In the past, I have alluded to this kind of “fast” vs. “slow” loading in the back leg for pitchers. My big league examples of Marcus Stroman and Aaron Sanchez demonstrate this “slow” and “fast” loading of the back leg respectively. Stroman and his strong legs can build up more power if they are given the time with a deeper and longer loading phase at the hip and knee.
While Sanchez gets his center of gravity moving towards home plate then delivers a quick punch of power into the ground that gets him moving in the right direction.
Both these SSC movements are pretty fast but Sanchez’s is definitely faster. In exercise science, they classify SSC movements into fast and slow categories. Slow SSC’s last longer than 250 milliseconds (ms) and can be seen with more joint movement. This increased time and joint movements gives the athlete more time to develop muscular force and if you have a lot of muscular strength then this type of SSC allows you to develop more overall force. The fast SSC take less than 250 ms to go from loading to unloading and reply less on muscular strength and more on elasticity and as a result, you don’t see as much movement at any of the joints.
Are you Fast or Slow?
There are a series of tests that you can run any athlete through to see what their best strategy is for producing power. In the video from Dr. Behm he went over some of these but here they are all together.
Counter-movement Jump – allows for both elastic and muscular strength.
Static Start Jump – eliminate almost all elastic strength by pausing at the bottom for a 2 second stop. The potential stored energy dissipates as heat. This only really allows the force from your muscles contracting to produce the jump.
Depth Jump – allows for more elastic strength due to eccentric overload from stepping off a 12-24 inch box.
Reaction test (4 jumps) -here the athlete jumps up 4 times in a row trying to go for maximum height. This continuous jumping really places an emphasis on elastic strength.
Each one of these tests gives you some clues about the kind of athlete you are dealing with slow or a fast jumper.

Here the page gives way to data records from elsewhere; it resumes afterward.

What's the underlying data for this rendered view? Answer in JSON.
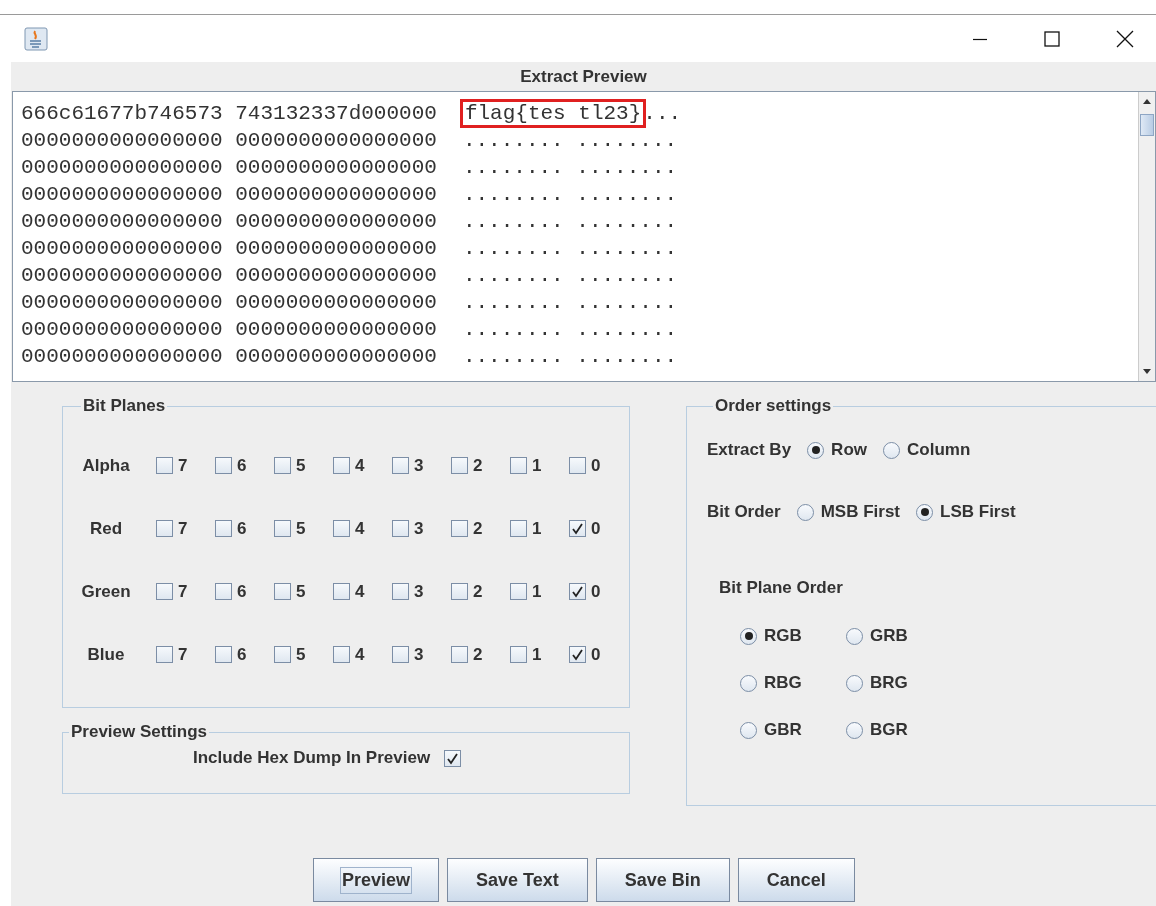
{
  "window": {
    "title": "Extract Preview"
  },
  "preview": {
    "rows": [
      {
        "hex": "666c61677b746573 743132337d000000",
        "ascii": "flag{tes tl23}",
        "ascii_rest": "...",
        "highlighted": true
      },
      {
        "hex": "0000000000000000 0000000000000000",
        "ascii": "........ ........",
        "highlighted": false
      },
      {
        "hex": "0000000000000000 0000000000000000",
        "ascii": "........ ........",
        "highlighted": false
      },
      {
        "hex": "0000000000000000 0000000000000000",
        "ascii": "........ ........",
        "highlighted": false
      },
      {
        "hex": "0000000000000000 0000000000000000",
        "ascii": "........ ........",
        "highlighted": false
      },
      {
        "hex": "0000000000000000 0000000000000000",
        "ascii": "........ ........",
        "highlighted": false
      },
      {
        "hex": "0000000000000000 0000000000000000",
        "ascii": "........ ........",
        "highlighted": false
      },
      {
        "hex": "0000000000000000 0000000000000000",
        "ascii": "........ ........",
        "highlighted": false
      },
      {
        "hex": "0000000000000000 0000000000000000",
        "ascii": "........ ........",
        "highlighted": false
      },
      {
        "hex": "0000000000000000 0000000000000000",
        "ascii": "........ ........",
        "highlighted": false
      }
    ]
  },
  "bit_planes": {
    "title": "Bit Planes",
    "channels": [
      {
        "name": "Alpha",
        "bits": [
          {
            "label": "7",
            "checked": false
          },
          {
            "label": "6",
            "checked": false
          },
          {
            "label": "5",
            "checked": false
          },
          {
            "label": "4",
            "checked": false
          },
          {
            "label": "3",
            "checked": false
          },
          {
            "label": "2",
            "checked": false
          },
          {
            "label": "1",
            "checked": false
          },
          {
            "label": "0",
            "checked": false
          }
        ]
      },
      {
        "name": "Red",
        "bits": [
          {
            "label": "7",
            "checked": false
          },
          {
            "label": "6",
            "checked": false
          },
          {
            "label": "5",
            "checked": false
          },
          {
            "label": "4",
            "checked": false
          },
          {
            "label": "3",
            "checked": false
          },
          {
            "label": "2",
            "checked": false
          },
          {
            "label": "1",
            "checked": false
          },
          {
            "label": "0",
            "checked": true
          }
        ]
      },
      {
        "name": "Green",
        "bits": [
          {
            "label": "7",
            "checked": false
          },
          {
            "label": "6",
            "checked": false
          },
          {
            "label": "5",
            "checked": false
          },
          {
            "label": "4",
            "checked": false
          },
          {
            "label": "3",
            "checked": false
          },
          {
            "label": "2",
            "checked": false
          },
          {
            "label": "1",
            "checked": false
          },
          {
            "label": "0",
            "checked": true
          }
        ]
      },
      {
        "name": "Blue",
        "bits": [
          {
            "label": "7",
            "checked": false
          },
          {
            "label": "6",
            "checked": false
          },
          {
            "label": "5",
            "checked": false
          },
          {
            "label": "4",
            "checked": false
          },
          {
            "label": "3",
            "checked": false
          },
          {
            "label": "2",
            "checked": false
          },
          {
            "label": "1",
            "checked": false
          },
          {
            "label": "0",
            "checked": true
          }
        ]
      }
    ]
  },
  "preview_settings": {
    "title": "Preview Settings",
    "label": "Include Hex Dump In Preview",
    "checked": true
  },
  "order_settings": {
    "title": "Order settings",
    "extract_by": {
      "label": "Extract By",
      "options": [
        {
          "label": "Row",
          "selected": true
        },
        {
          "label": "Column",
          "selected": false
        }
      ]
    },
    "bit_order": {
      "label": "Bit Order",
      "options": [
        {
          "label": "MSB First",
          "selected": false
        },
        {
          "label": "LSB First",
          "selected": true
        }
      ]
    },
    "bit_plane_order": {
      "label": "Bit Plane Order",
      "options": [
        {
          "label": "RGB",
          "selected": true
        },
        {
          "label": "GRB",
          "selected": false
        },
        {
          "label": "RBG",
          "selected": false
        },
        {
          "label": "BRG",
          "selected": false
        },
        {
          "label": "GBR",
          "selected": false
        },
        {
          "label": "BGR",
          "selected": false
        }
      ]
    }
  },
  "buttons": [
    {
      "label": "Preview",
      "focused": true
    },
    {
      "label": "Save Text",
      "focused": false
    },
    {
      "label": "Save Bin",
      "focused": false
    },
    {
      "label": "Cancel",
      "focused": false
    }
  ]
}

When you look at the ratios between these test you can then really get a good sense of how this athlete likes to produce force.
If you perform these tests be sure that arm placement is the same for each. Either allow the arms to swing or keep the hands on the hips so that you are able to compare these tests more accurately. You don’t need an expensive contact mat, force plate or even a Vertec to test this either. Check out the MyJump app which has been scientifically proven to be just as accurate and it is only $7.
Based on the results we can then tailor both mechanics and training to match the needs of the athlete. Those athletes that are “springy” would benefit from more classic strength training while those less “springy” could benefit from plyometrics. In regards to their mechanics, specifically their back leg, the “springy” athletes would do better with a “tall and fall” while stronger guys can produce more power with a “drop n’ drive”. While I am not a fan of either one of these cues I used them here because everyone knows what I am talking about.
How does this apply to pitching?
I’ve only briefly touched on how this applies to pitching during this article. The truth is that there is a whole lot of SSC’s happening throughout the entire body when you throw a baseball and I will be diving into them during the next couple of articles.
Graeme Lehman, MSc, CSCS